So, George The Bear is back. It’s hard for some of us oldies to fathom, but there are those under, say, 40 who can’t actually remember Hofmeister and, therefore, do not feel the cultural jolt supplied by the return of both the bear and the beer whose marketing campaigns it used to front.
Younger viewers may also struggle to remember a time when cask ale was widely considered to be the preserve of cranks and oddballs and when the beer market was dominated by a default-popular spectrum of pale straw liquids that included Carlsberg, Carling, Foster’s, Harp, Castlemaine XXXX, McEwan’s (Lager, not Export) and Kestrel.
Some of those brews, of course, are still around, but with their emperor’s new clothes long-since detected by the eyes of a more savvy but less weird beer-drinking elite.
XXXX, McEwan’s and Harp, like Hofmeister, have all long since disappeared from view. So too did Kestrel until former Charles Wells marketing boss Nigel McNally dragged it out of retirement four years ago.
Though it’s achieved the odd supermarket listing, Kestrel has hardly taken the beer world by storm at a time when the market has undergone its most dramatic upheaval and upturn in fortunes in living memory.
Kestrel’s underwhelming presence – in a market where the noise is being justifiably made by creative, skillful and genuinely “craft” brewers from the UK, US, Belgium, Italy, Brazil, France, Holland, New Zealand, Ireland and others – should surely sound out a warning to the British entrepreneurs (including former Britvic marketing boss Andrew Marsden) who are behind the Hofmeister relaunch.
Ah yes, that dreaded word craft. It’s little surprise that it appears three times in the launch press release (along with one “crafted”). Whether it is or it isn’t craft is beside the point. More pertinently, the list of attributes of the new Hofmeister read like a tick box list from a ’90s beer NPD focus group:
- Premium, check
- Refreshing, check
- Reinheitsgebot, check
- 5% abv, check
- Bavaria, check
- Bloke dressed up as bear wearing a gold lamé suit and a pork pie hat, check
Hofmeister 2.0 may yet turn out to be a very fine example of its type – and, one would hope, a lot better than the original – but the question really is: who needs it when there are plenty of reliable, clean, crisp, flavoursome niche-ish lagers established in the marketplace. Names like Budvar, Brooklyn, Veltins, Schiehallion, Erdinger and Schneider spring to mind, but there are plenty of others, including gems from small-scale brewers like London's Orbit with its wonderful Köln-style Nico.

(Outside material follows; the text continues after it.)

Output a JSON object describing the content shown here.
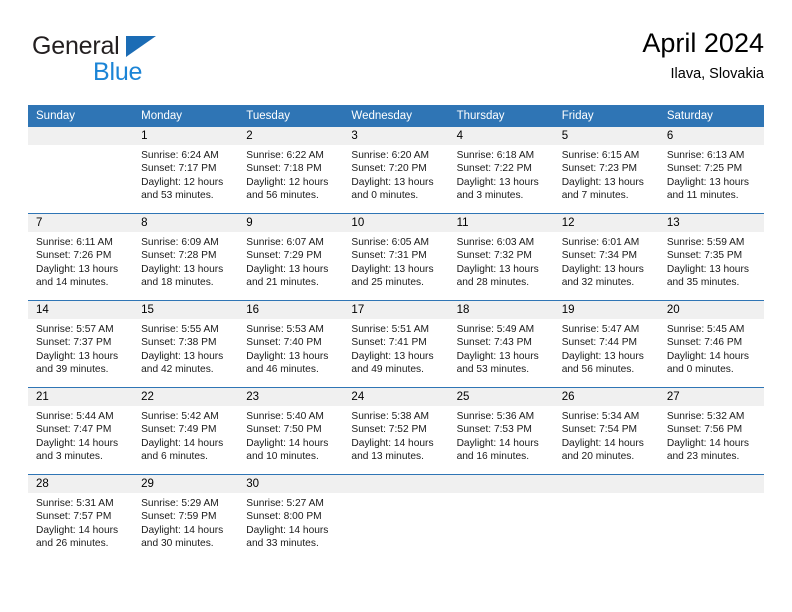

Those who remember Hofmeister the first time round will recollect that it was one of the more cheap and insipid lagers of its day and struggle to be convinced by a new pimped-up version, however amazing it might turn out to be.
Many of those who don’t will be happier exploring a horde of new-breed lagers from youthful breweries or splurging their cash on the likes of Beavertown’s Lupuloid IPA or Siren’s Caribbean Chocolate Cake stout.
As Nigel McNally rhetorically asked The Grocer in its Hofmeister coverage this week: “Why would someone swap their existing brand with something that has not been available for more than a decade?”
He, more than anyone, will know the answer to that one.